Click here to read more

A TURN TO SOCIAL JUSTICE CONFLICT RESOLUTION IN UNEQUAL CONTEXTS

Structurally responsive strategies, tactics and techniques for conflict resolution practitioners to consider

Draft Presentation on Social Justice Conflict Resolution practice. This is based on an interlinked gap found in practice that explains why practitioners are not structurally responsive.

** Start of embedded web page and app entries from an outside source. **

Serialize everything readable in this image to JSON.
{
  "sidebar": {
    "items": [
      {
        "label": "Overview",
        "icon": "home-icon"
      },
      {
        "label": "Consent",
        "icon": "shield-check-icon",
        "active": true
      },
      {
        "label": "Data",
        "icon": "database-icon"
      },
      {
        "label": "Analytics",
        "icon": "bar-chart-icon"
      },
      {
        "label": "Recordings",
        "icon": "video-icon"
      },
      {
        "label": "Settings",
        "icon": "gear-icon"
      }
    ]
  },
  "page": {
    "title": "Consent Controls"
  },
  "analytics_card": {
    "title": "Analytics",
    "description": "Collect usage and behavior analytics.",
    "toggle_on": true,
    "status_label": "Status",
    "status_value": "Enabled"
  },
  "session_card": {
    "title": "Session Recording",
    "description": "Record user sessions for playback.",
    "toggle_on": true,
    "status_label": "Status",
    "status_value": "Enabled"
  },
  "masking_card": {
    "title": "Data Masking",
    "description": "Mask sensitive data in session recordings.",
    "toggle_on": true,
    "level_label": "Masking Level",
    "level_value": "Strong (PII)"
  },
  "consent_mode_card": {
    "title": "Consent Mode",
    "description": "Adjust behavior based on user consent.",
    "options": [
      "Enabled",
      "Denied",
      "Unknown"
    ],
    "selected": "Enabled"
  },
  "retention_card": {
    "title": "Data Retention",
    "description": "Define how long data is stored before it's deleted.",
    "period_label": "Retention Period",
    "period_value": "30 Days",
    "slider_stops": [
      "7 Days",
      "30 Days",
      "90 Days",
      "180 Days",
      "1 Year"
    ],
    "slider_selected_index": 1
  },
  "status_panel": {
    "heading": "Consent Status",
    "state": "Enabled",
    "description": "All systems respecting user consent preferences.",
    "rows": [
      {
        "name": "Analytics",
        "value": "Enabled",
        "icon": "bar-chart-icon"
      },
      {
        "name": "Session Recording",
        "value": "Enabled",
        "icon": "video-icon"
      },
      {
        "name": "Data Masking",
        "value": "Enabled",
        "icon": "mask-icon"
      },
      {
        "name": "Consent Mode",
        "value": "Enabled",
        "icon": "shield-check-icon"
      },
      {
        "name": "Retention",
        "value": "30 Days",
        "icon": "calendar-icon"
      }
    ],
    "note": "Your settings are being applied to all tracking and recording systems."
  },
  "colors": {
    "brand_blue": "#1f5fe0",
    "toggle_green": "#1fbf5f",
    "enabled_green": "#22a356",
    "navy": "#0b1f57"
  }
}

It is part of an ongoing action research process in South Africa’s unequal, transitional context.  

Click here to read more

WHERE TRUTH, LIES AND PRIVILEGE MEET POVERTY… WHAT IS HOPE?

Reflecting on the gains and pains of South Africa’s TRC A dialogue between Sarah Malotane Henkeman and Undine Whande

Global Africa: Into the Twenty-First Century By Dorothy Hodgson, Judith Byfield, 2017

The conversation about ‘truth’ and ‘reconciliation’ you read here started about nineteen years ago, in a backroom at the Centre for Conflict Resolution (CCR) and at U Managing Conflict (UMAC) in South Africa. This was a time when the two dialogue partners were mostly swimming along the tide of euphoria and enthusiasm that swept the country after the free and fair elections of 1994. Two peacebuilders who had witnessed and engaged the TRC close-up: Sarah was then full-time employee/part-time student, descendant of a mix of colonised, enslaved and oppressed people; oppressed during her own lifespan until 1994 when she was in her thirties, married and had two young children. Undine was a 23-year old white youngster who had engaged in the German anti-apartheid movement and arrived bright-eyed and bushytailed from abroad to ‘see’ and take part in the ‘miracle’. Both felt privileged to be part of building a new era. The conversation invites the reader into the journey they travelled, within and alongside the TRC’s process over nearly two decades, and shares some of today’s (2016) concerns and potentials for truth, justice and peace in South Africa

Published chapter can be found here.